Merakris said prescreening will begin soon for patients with non-infected VSUs who haven’t improved after at least four weeks of conventional wound therapy. The clinical trial should begin within the next several weeks.
Participants will be randomized 1:1 to receive Dermacyte Liquid either weekly or biweekly in Part 1 of the study. That data will be used to determine the best dosing frequency for the double-blinded and placebo controlled second part of the study.
That stage will last 12 weeks. Reductions in participants’ VSU wound surface area will be measured against baseline in weeks four, eight and 12. Total wound closure also will be evaluated at the end of week 12.
“This clinical trial marks a significant milestone for our biotechnology company,” said Merakris CEO Chris Broderick. “Dermacyte Liquid contains the natural biomolecules present in amniotic tissues and fluids, and our data suggest that these components may allow us to usher in a new era of precision wound healing.”
Broderick said the company has filed patents covering Dermacyte Liquid and its unique mode of action and plans to conduct more clinical studies in the future.
Merakris Therapeutics – founded in 2016 and located in Research Triangle Park – pioneers the use of stem cell-derived biotherapeutic technologies to help heal damaged tissue. The company’s other products include:
- Dermacyte Matrix, a human amniotic membrane allograft that provides a protective covering to skin wounds and surgical sites.

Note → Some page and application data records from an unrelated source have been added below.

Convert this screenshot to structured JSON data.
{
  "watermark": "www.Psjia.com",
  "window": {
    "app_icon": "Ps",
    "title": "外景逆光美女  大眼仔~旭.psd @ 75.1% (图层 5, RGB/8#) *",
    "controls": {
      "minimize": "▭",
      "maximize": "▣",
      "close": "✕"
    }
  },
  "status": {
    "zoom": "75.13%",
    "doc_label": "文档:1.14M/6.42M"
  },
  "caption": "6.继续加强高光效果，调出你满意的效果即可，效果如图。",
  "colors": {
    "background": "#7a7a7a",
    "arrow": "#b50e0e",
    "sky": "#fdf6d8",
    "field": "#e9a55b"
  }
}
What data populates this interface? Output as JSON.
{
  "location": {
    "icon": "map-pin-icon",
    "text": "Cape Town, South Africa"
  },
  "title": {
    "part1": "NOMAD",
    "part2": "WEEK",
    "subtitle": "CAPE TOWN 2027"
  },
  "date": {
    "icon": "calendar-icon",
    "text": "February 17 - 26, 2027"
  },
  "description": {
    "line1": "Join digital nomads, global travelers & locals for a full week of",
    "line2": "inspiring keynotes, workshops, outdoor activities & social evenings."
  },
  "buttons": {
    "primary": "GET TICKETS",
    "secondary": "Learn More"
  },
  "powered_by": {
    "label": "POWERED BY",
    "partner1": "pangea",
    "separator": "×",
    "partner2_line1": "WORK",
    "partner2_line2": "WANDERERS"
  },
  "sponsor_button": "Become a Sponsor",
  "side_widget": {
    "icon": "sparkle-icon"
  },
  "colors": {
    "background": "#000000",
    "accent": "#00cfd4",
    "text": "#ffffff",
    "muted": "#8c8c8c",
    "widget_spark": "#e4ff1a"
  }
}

- Opticyte Matrix, which creates an ophthalmic barrier to the corneal surface of the eye and can be used with various eye procedures.